• [Required work]:
Copy out, from the data, each line containing the string "this".
----- Available data
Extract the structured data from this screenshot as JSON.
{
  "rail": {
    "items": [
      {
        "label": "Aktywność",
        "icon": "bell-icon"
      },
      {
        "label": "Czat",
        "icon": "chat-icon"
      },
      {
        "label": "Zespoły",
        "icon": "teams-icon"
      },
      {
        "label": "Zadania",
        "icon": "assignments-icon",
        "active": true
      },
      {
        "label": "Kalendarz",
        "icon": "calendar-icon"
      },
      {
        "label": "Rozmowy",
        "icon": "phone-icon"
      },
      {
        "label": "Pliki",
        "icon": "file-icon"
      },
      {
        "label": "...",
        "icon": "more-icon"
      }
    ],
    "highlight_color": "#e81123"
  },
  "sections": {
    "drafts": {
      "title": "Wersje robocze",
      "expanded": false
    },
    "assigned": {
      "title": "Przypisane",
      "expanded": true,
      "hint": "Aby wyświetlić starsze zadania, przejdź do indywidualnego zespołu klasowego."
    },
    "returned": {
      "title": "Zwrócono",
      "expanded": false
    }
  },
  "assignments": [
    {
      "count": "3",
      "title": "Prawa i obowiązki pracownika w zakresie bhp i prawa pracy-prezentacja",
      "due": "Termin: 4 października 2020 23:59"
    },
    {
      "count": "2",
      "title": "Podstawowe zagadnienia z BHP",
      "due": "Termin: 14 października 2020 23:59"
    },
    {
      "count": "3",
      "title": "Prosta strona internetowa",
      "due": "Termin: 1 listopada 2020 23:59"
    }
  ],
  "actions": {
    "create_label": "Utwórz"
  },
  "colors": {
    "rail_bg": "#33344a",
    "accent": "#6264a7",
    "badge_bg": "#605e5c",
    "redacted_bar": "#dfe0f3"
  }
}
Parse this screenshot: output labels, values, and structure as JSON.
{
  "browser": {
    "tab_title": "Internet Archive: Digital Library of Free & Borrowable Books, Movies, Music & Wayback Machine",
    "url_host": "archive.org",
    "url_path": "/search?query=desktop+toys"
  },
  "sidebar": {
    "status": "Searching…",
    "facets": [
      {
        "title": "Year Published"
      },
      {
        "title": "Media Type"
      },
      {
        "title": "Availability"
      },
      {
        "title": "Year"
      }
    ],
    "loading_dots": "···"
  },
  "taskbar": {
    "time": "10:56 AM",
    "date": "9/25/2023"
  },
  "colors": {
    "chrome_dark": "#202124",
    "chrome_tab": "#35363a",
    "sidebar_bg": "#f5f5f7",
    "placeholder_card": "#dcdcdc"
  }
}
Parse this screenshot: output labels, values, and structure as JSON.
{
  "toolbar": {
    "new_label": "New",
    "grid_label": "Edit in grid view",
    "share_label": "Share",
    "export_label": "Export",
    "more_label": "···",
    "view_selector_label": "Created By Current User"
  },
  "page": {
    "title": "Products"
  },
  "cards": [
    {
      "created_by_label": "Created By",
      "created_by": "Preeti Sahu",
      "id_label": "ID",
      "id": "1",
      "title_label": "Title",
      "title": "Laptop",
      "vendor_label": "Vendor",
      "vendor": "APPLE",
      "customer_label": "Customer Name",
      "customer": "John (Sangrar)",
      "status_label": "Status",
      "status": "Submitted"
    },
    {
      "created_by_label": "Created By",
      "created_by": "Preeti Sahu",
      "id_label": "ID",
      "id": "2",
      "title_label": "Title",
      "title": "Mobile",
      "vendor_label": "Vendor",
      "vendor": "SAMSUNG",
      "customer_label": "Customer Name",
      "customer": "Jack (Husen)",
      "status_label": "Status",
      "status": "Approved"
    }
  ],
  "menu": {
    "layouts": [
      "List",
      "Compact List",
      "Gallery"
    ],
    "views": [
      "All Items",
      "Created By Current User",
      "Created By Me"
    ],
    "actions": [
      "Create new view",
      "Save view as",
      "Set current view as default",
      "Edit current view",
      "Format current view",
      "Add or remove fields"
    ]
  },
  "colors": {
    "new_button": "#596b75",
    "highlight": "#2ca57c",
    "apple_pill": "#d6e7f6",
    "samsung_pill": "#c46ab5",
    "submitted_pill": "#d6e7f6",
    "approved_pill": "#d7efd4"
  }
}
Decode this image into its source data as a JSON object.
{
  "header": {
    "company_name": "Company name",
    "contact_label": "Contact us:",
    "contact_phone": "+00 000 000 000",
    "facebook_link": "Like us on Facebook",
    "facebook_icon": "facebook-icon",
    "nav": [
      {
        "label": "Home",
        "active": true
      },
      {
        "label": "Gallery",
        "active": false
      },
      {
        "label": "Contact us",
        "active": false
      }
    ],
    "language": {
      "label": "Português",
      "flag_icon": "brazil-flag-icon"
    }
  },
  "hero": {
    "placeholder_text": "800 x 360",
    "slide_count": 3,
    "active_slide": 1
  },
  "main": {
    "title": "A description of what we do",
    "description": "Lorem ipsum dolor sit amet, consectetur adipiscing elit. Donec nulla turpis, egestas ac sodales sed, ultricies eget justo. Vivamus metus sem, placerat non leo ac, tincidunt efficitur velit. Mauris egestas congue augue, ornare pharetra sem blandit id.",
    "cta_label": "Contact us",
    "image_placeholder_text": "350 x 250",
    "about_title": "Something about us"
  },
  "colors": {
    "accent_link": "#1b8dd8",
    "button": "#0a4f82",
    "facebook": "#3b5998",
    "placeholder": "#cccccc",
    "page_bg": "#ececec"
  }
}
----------
• [Answer area]:
Extract the structured data from this screenshot as JSON.
Parse this screenshot: output labels, values, and structure as JSON.
Parse this screenshot: output labels, values, and structure as JSON.
Decode this image into its source data as a JSON object.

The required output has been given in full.